Available data =
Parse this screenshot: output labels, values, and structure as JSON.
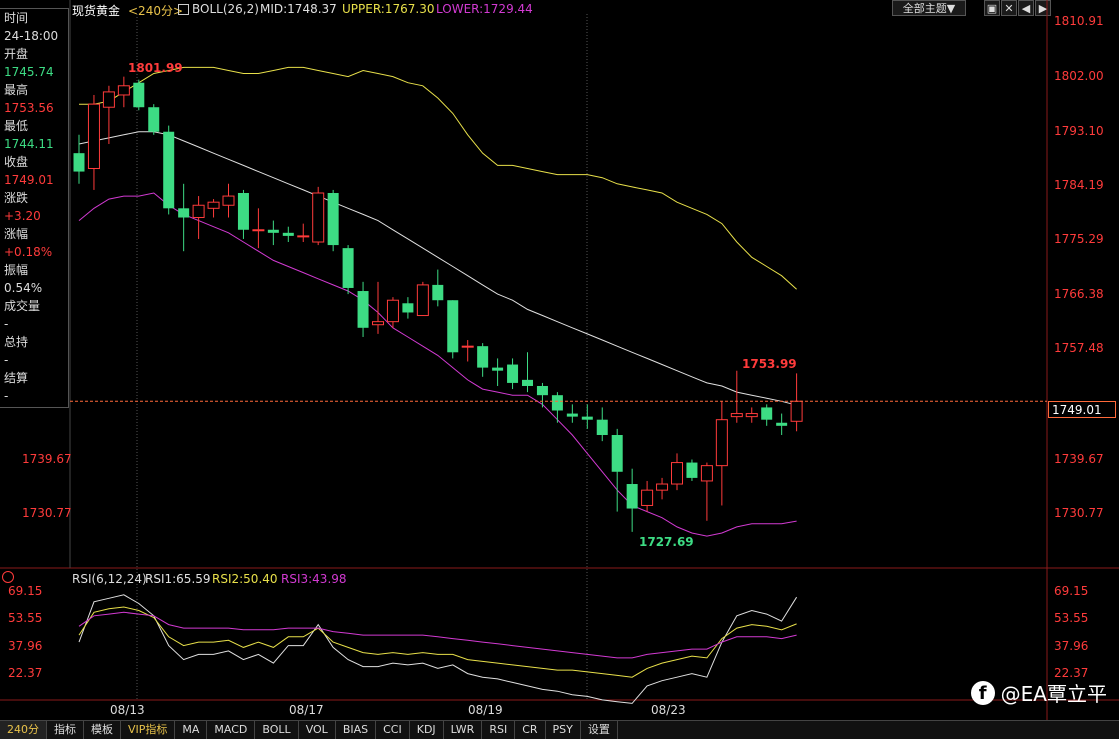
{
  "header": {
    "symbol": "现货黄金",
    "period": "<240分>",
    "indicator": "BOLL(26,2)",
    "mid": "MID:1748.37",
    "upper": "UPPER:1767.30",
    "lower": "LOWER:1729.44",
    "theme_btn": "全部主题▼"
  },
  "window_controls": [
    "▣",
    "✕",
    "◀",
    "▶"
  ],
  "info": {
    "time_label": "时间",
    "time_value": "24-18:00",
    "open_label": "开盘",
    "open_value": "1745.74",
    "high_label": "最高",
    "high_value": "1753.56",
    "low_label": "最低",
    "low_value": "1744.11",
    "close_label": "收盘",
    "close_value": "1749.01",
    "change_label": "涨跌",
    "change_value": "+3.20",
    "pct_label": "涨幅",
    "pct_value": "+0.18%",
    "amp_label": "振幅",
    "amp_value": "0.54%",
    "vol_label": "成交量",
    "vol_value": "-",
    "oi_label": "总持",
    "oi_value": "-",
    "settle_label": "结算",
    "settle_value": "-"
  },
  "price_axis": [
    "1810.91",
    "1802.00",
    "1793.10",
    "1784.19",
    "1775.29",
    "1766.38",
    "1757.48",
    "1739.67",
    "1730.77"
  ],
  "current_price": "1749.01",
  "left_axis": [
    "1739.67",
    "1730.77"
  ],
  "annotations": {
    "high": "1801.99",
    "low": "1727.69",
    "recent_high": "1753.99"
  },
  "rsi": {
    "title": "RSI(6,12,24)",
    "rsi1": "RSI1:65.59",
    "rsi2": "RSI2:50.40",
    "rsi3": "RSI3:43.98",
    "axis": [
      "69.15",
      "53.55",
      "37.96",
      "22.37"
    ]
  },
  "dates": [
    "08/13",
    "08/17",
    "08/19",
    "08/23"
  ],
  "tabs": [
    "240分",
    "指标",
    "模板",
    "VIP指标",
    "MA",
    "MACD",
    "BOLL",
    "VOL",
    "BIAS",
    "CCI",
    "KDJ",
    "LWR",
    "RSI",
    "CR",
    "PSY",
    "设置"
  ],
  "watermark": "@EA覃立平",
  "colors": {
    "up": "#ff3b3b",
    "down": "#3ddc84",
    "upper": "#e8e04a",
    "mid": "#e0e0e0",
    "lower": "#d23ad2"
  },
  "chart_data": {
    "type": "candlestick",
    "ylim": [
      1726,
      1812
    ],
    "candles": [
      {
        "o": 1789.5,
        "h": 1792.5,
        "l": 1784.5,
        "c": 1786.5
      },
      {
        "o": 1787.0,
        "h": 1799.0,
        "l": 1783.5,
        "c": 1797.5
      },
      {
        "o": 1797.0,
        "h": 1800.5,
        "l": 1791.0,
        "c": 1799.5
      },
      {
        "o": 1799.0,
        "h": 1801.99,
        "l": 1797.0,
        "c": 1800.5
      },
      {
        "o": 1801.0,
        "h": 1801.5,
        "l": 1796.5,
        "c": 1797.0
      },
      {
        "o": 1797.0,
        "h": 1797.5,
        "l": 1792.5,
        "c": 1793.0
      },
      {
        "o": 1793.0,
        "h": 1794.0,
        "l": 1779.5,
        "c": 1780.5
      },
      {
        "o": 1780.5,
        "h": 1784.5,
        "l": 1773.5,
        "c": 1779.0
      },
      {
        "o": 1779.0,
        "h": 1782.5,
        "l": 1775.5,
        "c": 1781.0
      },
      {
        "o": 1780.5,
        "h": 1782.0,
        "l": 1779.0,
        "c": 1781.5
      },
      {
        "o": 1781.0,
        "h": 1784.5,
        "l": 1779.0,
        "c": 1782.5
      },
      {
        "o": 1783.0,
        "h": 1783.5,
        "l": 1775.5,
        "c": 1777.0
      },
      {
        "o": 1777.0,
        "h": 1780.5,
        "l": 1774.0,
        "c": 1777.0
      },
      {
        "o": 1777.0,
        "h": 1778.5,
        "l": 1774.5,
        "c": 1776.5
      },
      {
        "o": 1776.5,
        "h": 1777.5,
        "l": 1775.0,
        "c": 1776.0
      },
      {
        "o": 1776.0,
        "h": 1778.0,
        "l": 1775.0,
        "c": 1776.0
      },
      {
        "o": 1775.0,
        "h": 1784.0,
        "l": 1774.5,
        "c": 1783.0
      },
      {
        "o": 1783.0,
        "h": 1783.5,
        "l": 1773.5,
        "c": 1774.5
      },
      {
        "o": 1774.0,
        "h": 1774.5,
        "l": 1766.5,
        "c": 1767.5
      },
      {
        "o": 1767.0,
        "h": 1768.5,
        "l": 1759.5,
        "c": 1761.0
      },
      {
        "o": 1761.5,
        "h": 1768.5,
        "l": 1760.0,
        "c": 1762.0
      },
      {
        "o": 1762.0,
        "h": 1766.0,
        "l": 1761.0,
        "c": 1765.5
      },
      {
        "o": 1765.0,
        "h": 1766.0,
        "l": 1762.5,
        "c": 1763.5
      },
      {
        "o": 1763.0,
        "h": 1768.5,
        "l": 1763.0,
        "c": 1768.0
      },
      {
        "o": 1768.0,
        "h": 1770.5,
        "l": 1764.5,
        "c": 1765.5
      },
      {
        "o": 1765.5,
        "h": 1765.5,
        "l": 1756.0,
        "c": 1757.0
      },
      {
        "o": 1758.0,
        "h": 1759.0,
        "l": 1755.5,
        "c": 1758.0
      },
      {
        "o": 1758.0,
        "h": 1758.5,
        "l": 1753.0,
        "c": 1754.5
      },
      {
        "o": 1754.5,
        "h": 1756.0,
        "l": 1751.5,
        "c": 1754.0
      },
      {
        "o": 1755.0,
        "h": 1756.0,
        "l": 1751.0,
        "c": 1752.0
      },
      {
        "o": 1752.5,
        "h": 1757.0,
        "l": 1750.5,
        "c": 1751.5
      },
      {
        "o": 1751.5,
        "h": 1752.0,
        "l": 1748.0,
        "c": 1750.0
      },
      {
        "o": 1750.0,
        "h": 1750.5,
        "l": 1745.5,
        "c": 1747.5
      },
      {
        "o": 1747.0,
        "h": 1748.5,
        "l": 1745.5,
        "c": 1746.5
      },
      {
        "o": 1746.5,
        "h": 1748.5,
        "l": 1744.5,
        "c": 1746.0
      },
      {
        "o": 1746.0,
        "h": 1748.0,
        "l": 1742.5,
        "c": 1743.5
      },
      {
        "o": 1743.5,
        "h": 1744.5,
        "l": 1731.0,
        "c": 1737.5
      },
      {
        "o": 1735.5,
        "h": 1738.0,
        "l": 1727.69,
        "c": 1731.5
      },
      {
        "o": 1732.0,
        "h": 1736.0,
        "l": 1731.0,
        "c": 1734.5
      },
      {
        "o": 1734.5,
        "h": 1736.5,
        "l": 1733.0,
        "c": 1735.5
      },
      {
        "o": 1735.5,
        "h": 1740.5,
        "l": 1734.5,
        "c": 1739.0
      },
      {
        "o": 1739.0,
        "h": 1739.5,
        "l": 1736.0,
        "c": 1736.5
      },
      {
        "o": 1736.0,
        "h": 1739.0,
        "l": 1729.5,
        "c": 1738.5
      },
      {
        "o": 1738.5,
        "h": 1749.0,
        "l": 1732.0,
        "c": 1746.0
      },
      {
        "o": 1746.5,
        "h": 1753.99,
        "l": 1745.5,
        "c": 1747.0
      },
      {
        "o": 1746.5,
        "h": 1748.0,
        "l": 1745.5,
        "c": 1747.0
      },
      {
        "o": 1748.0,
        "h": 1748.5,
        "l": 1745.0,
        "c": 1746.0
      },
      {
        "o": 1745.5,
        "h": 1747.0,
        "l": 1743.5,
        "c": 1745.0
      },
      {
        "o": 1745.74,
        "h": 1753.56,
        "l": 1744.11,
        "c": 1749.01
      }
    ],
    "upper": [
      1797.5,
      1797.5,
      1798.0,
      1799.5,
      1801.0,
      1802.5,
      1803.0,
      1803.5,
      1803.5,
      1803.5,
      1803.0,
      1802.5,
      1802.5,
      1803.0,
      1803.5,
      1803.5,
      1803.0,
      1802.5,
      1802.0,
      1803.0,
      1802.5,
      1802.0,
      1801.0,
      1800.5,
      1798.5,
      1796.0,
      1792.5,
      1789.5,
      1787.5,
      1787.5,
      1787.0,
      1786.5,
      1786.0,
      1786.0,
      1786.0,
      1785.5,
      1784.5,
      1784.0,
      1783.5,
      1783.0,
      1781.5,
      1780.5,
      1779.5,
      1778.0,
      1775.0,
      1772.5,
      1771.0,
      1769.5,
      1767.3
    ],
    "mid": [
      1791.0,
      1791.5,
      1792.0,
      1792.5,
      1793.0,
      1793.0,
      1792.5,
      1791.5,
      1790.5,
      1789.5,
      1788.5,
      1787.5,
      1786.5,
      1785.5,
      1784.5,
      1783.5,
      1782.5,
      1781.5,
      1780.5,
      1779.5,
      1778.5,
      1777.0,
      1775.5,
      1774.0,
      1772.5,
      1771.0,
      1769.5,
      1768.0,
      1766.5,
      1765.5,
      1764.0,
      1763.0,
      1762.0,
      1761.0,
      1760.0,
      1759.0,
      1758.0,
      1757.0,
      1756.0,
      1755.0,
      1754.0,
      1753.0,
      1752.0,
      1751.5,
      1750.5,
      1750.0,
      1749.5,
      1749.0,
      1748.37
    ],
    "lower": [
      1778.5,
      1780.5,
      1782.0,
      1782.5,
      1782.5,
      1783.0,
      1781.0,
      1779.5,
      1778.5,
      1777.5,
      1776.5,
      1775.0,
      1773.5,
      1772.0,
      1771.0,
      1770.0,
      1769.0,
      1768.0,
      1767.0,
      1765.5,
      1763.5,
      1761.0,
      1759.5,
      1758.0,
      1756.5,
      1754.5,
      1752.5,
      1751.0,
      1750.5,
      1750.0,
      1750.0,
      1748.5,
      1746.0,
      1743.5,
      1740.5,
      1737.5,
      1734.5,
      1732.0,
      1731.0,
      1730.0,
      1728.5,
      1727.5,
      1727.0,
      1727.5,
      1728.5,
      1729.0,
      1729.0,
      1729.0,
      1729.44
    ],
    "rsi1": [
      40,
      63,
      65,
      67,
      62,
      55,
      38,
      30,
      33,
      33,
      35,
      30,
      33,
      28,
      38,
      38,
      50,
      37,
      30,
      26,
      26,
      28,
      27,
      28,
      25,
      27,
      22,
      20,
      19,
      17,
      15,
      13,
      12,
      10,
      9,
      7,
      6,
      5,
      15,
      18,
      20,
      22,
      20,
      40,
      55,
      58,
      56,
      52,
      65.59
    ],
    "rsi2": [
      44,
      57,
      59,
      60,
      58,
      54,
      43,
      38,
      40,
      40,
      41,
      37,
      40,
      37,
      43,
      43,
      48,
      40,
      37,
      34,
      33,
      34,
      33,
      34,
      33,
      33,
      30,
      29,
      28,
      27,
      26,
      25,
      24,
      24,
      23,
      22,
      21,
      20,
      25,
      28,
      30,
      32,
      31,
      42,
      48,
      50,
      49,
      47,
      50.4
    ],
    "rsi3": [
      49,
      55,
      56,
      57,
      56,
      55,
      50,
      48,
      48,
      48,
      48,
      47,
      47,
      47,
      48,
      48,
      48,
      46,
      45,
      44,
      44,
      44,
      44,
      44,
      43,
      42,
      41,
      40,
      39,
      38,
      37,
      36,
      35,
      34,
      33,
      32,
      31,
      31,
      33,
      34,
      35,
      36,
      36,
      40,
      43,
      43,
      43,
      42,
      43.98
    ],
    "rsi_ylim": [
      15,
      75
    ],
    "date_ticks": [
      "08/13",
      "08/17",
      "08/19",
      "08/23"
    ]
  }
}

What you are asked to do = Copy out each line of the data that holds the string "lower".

Finished task =
    "lower": "LOWER:1729.44",
    "lower": "#d23ad2"
    "lower": [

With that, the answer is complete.